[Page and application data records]
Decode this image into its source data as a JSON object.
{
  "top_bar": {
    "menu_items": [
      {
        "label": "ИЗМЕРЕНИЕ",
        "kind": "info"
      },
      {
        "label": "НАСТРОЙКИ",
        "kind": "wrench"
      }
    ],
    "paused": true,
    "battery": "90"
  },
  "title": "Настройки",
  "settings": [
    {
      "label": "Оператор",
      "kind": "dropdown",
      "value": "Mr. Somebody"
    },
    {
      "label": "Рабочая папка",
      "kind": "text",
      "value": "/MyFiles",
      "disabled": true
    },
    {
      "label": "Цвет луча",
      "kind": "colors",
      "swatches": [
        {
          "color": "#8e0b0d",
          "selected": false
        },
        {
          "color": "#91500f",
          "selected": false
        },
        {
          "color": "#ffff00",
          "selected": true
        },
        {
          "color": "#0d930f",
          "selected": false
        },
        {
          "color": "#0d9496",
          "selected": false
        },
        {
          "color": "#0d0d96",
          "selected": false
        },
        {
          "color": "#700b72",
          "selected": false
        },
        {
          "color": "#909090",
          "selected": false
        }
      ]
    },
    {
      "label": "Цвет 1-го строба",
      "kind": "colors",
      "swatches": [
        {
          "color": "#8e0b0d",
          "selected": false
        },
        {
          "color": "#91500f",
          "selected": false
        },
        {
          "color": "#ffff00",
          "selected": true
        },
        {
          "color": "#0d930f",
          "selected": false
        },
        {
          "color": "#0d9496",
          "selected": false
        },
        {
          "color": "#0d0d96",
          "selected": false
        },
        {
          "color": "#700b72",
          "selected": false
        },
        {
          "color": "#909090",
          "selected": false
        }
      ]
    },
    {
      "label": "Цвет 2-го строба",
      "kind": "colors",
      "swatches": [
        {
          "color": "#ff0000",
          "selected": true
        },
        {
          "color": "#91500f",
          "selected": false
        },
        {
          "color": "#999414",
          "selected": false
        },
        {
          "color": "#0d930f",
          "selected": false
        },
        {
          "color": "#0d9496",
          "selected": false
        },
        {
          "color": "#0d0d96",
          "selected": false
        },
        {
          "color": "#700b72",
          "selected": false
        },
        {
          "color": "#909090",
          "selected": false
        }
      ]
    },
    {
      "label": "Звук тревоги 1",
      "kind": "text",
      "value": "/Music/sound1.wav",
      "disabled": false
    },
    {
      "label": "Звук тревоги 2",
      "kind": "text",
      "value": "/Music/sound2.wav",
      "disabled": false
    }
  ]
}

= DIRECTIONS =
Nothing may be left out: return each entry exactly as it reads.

= EXERCISE RESULT =
Decode this image into its source data as a JSON object.
{
  "top_bar": {
    "menu_items": [
      {
        "label": "ИЗМЕРЕНИЕ",
        "kind": "info"
      },
      {
        "label": "НАСТРОЙКИ",
        "kind": "wrench"
      }
    ],
    "paused": true,
    "battery": "90"
  },
  "title": "Настройки",
  "settings": [
    {
      "label": "Оператор",
      "kind": "dropdown",
      "value": "Mr. Somebody"
    },
    {
      "label": "Рабочая папка",
      "kind": "text",
      "value": "/MyFiles",
      "disabled": true
    },
    {
      "label": "Цвет луча",
      "kind": "colors",
      "swatches": [
        {
          "color": "#8e0b0d",
          "selected": false
        },
        {
          "color": "#91500f",
          "selected": false
        },
        {
          "color": "#ffff00",
          "selected": true
        },
        {
          "color": "#0d930f",
          "selected": false
        },
        {
          "color": "#0d9496",
          "selected": false
        },
        {
          "color": "#0d0d96",
          "selected": false
        },
        {
          "color": "#700b72",
          "selected": false
        },
        {
          "color": "#909090",
          "selected": false
        }
      ]
    },
    {
      "label": "Цвет 1-го строба",
      "kind": "colors",
      "swatches": [
        {
          "color": "#8e0b0d",
          "selected": false
        },
        {
          "color": "#91500f",
          "selected": false
        },
        {
          "color": "#ffff00",
          "selected": true
        },
        {
          "color": "#0d930f",
          "selected": false
        },
        {
          "color": "#0d9496",
          "selected": false
        },
        {
          "color": "#0d0d96",
          "selected": false
        },
        {
          "color": "#700b72",
          "selected": false
        },
        {
          "color": "#909090",
          "selected": false
        }
      ]
    },
    {
      "label": "Цвет 2-го строба",
      "kind": "colors",
      "swatches": [
        {
          "color": "#ff0000",
          "selected": true
        },
        {
          "color": "#91500f",
          "selected": false
        },
        {
          "color": "#999414",
          "selected": false
        },
        {
          "color": "#0d930f",
          "selected": false
        },
        {
          "color": "#0d9496",
          "selected": false
        },
        {
          "color": "#0d0d96",
          "selected": false
        },
        {
          "color": "#700b72",
          "selected": false
        },
        {
          "color": "#909090",
          "selected": false
        }
      ]
    },
    {
      "label": "Звук тревоги 1",
      "kind": "text",
      "value": "/Music/sound1.wav",
      "disabled": false
    },
    {
      "label": "Звук тревоги 2",
      "kind": "text",
      "value": "/Music/sound2.wav",
      "disabled": false
    }
  ]
}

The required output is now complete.